_Instructions to follow_
Please return all lines from the records below that include the string "this".

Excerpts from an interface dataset
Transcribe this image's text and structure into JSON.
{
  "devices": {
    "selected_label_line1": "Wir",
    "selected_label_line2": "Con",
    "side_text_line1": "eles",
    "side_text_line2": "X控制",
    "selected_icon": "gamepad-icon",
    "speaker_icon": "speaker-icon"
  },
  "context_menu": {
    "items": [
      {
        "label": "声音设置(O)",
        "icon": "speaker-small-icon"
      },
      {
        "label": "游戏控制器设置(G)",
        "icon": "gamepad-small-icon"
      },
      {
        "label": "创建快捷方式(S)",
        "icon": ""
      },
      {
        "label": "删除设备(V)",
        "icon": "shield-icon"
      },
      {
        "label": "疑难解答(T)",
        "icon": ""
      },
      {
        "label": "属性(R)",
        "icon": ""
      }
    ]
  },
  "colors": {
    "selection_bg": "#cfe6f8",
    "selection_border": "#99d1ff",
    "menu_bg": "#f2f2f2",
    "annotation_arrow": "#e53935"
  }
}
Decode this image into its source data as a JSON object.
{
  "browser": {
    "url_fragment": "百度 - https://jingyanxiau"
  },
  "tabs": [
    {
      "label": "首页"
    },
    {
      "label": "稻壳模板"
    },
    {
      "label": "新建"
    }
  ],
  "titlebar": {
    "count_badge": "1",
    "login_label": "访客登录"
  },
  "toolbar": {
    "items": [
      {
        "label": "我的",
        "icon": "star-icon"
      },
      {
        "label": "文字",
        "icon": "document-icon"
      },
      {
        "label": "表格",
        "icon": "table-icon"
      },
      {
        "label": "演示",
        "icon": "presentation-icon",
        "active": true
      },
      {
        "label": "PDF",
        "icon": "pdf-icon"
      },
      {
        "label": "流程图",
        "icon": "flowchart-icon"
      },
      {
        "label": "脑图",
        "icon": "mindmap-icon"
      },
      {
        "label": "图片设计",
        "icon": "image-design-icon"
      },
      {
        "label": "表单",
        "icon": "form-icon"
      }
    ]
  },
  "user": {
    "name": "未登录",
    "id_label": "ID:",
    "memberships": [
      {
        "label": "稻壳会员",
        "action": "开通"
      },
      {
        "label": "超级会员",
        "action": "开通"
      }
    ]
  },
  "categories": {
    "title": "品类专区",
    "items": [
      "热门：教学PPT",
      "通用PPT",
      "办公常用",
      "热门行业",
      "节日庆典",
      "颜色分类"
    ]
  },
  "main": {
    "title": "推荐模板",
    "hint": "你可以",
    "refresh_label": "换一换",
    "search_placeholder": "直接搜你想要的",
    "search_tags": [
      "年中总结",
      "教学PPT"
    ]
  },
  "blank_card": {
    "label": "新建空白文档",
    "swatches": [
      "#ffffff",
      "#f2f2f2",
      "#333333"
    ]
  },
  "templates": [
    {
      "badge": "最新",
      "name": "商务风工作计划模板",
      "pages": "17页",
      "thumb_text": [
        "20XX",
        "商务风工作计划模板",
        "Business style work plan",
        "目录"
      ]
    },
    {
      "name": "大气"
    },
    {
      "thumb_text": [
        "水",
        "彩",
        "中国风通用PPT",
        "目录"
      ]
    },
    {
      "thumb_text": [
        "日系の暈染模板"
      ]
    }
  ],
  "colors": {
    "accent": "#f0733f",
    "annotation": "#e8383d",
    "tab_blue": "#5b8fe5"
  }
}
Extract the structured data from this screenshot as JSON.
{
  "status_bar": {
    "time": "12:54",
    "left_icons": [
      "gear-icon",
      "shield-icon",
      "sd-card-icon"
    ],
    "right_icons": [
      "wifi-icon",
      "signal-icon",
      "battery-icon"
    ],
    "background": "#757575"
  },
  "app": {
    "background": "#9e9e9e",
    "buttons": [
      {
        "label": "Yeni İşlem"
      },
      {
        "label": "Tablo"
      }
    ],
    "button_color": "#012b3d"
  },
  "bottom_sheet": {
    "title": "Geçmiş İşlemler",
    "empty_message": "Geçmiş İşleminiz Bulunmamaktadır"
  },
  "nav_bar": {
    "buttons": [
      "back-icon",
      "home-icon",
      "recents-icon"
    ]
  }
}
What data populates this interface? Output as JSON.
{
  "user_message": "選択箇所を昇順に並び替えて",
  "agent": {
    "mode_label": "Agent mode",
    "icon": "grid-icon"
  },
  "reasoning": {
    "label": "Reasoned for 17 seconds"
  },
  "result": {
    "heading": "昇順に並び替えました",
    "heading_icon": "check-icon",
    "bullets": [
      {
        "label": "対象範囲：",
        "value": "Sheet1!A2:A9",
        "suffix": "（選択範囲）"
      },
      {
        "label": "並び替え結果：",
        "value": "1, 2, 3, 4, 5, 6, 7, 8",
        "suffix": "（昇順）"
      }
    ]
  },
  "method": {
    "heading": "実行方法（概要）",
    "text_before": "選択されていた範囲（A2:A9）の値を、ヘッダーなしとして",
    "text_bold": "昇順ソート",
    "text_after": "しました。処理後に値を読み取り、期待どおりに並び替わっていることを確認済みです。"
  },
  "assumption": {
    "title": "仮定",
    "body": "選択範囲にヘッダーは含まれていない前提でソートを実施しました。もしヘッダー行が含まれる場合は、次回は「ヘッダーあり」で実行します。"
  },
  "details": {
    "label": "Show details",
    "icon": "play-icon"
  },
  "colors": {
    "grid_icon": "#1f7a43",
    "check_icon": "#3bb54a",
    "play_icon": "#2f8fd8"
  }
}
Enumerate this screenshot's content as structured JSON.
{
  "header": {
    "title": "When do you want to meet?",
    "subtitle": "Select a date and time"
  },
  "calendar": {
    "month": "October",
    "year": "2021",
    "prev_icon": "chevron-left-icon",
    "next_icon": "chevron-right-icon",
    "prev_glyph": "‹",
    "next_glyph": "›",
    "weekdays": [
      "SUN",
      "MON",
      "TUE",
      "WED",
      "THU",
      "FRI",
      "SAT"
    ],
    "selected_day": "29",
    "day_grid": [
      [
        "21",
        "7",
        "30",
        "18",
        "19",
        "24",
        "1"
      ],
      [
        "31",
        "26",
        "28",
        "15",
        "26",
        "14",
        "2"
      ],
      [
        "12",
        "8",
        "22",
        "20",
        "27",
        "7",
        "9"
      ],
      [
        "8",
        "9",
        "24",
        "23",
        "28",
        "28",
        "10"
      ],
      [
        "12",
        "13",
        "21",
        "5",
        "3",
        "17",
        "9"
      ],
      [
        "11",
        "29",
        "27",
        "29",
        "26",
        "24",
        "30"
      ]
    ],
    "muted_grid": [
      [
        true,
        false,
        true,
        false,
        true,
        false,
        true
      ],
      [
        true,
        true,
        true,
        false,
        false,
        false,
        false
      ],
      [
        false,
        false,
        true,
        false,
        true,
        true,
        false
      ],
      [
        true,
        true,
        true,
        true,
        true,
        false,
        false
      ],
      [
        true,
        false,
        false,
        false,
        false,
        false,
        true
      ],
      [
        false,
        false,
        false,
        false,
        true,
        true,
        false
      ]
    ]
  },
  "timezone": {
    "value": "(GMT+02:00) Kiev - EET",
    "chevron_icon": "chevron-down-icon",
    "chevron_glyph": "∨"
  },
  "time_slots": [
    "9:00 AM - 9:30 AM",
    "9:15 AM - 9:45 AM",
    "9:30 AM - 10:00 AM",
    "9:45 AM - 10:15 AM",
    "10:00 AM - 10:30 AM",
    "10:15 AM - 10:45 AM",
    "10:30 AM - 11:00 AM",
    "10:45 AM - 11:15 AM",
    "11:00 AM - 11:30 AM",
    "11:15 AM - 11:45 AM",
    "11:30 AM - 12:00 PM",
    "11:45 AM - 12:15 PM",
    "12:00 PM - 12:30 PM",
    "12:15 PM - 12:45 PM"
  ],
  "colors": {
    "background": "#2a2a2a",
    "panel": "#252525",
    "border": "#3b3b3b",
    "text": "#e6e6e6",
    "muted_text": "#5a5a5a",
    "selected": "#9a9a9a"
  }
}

_Task response_
Transcribe this image's text and structure into JSON.
Decode this image into its source data as a JSON object.
Extract the structured data from this screenshot as JSON.
What data populates this interface? Output as JSON.
Enumerate this screenshot's content as structured JSON.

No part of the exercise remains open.